Problem to work on: Note how many lines in the following material mention "answer", then give that number by itself.

Record extracts:
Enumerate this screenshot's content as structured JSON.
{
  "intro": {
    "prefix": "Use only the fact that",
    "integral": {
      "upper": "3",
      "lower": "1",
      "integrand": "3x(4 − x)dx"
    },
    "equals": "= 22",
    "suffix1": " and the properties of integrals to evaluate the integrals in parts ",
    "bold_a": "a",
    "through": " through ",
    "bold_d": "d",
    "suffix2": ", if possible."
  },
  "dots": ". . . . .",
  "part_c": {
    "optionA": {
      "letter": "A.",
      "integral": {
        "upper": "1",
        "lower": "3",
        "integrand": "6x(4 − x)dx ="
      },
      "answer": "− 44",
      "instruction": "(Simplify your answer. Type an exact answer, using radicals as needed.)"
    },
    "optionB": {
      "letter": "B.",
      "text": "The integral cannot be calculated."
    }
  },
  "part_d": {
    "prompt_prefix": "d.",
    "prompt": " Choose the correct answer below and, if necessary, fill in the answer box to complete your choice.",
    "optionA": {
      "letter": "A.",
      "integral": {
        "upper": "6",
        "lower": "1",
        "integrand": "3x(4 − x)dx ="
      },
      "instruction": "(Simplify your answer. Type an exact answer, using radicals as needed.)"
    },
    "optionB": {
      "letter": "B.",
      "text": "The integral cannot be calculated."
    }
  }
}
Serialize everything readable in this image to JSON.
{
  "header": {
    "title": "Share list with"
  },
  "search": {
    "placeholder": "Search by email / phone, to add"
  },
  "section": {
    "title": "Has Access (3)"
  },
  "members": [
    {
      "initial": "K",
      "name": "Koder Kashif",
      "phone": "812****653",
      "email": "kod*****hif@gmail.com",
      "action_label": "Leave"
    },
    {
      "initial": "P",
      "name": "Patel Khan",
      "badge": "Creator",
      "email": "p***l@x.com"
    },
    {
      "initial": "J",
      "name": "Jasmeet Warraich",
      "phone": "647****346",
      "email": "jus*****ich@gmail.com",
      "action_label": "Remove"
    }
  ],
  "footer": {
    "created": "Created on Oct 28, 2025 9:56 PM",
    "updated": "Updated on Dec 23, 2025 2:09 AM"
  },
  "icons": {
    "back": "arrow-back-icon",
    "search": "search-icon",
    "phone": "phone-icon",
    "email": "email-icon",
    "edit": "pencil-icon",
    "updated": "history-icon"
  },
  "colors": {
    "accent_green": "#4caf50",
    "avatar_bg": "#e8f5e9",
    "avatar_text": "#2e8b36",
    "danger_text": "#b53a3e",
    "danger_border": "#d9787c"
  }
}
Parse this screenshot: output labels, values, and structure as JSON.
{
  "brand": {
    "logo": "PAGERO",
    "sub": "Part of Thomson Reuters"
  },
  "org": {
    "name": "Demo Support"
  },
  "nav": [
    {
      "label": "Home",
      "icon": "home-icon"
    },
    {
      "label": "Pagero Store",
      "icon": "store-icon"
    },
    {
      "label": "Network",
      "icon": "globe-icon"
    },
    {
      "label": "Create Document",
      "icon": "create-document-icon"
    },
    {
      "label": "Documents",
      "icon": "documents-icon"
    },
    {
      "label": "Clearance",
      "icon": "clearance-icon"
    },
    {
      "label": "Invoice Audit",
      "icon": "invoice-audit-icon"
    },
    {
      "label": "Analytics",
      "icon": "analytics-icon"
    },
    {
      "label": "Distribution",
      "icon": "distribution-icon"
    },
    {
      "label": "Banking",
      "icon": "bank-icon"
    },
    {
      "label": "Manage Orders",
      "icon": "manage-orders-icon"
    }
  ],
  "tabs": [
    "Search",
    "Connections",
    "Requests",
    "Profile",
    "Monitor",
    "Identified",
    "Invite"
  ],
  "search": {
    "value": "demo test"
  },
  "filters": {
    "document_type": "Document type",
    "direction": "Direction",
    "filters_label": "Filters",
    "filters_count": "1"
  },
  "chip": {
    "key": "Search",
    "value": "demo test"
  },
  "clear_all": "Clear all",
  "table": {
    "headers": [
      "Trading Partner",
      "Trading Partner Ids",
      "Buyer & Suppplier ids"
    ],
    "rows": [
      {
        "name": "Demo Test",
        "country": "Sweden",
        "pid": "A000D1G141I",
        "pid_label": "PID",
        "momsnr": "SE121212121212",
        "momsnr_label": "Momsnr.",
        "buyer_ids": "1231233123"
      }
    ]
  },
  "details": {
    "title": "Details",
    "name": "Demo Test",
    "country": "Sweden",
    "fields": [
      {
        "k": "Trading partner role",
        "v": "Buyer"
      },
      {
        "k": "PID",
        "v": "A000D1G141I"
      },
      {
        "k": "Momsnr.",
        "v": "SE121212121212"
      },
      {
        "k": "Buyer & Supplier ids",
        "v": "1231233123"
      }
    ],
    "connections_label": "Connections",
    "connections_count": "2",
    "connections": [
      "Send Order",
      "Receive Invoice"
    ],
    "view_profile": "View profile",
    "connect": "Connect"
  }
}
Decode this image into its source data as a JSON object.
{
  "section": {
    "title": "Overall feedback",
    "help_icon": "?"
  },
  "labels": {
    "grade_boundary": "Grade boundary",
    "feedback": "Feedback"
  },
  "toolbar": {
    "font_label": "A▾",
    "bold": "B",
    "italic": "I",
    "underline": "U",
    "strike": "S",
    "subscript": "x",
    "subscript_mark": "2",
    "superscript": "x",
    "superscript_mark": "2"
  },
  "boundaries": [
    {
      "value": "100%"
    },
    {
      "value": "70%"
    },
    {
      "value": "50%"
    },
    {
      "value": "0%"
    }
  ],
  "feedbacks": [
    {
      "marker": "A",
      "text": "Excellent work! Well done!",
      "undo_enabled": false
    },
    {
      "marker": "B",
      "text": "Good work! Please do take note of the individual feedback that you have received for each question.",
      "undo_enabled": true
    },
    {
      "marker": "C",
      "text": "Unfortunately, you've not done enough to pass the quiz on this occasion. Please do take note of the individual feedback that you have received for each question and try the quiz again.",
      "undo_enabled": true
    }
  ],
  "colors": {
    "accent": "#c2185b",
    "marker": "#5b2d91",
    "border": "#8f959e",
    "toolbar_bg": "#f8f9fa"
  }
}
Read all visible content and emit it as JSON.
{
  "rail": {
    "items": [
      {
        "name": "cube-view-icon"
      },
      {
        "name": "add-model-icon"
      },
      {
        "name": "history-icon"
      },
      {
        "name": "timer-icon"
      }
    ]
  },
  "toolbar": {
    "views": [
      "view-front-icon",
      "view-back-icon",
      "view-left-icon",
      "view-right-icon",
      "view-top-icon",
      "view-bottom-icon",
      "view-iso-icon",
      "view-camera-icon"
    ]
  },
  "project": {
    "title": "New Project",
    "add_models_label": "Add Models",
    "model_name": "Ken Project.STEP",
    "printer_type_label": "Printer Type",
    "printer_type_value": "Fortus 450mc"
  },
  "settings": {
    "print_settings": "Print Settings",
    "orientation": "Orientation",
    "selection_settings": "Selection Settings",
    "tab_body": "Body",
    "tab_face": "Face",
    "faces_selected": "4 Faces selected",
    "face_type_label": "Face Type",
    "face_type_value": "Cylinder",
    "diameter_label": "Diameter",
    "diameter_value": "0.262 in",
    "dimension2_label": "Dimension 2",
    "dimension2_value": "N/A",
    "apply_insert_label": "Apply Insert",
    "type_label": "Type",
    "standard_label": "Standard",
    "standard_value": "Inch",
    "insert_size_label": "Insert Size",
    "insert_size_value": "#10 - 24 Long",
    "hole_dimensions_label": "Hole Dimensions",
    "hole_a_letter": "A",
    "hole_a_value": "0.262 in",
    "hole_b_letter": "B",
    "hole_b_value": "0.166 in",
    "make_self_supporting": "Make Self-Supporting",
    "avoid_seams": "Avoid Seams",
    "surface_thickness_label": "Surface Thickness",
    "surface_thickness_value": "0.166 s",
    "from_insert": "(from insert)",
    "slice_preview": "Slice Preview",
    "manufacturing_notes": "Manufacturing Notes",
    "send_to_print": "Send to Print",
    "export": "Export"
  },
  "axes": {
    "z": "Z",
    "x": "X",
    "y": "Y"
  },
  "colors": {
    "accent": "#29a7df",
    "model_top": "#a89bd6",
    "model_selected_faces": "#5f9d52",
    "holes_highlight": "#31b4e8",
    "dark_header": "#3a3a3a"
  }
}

Response to the exercise: 4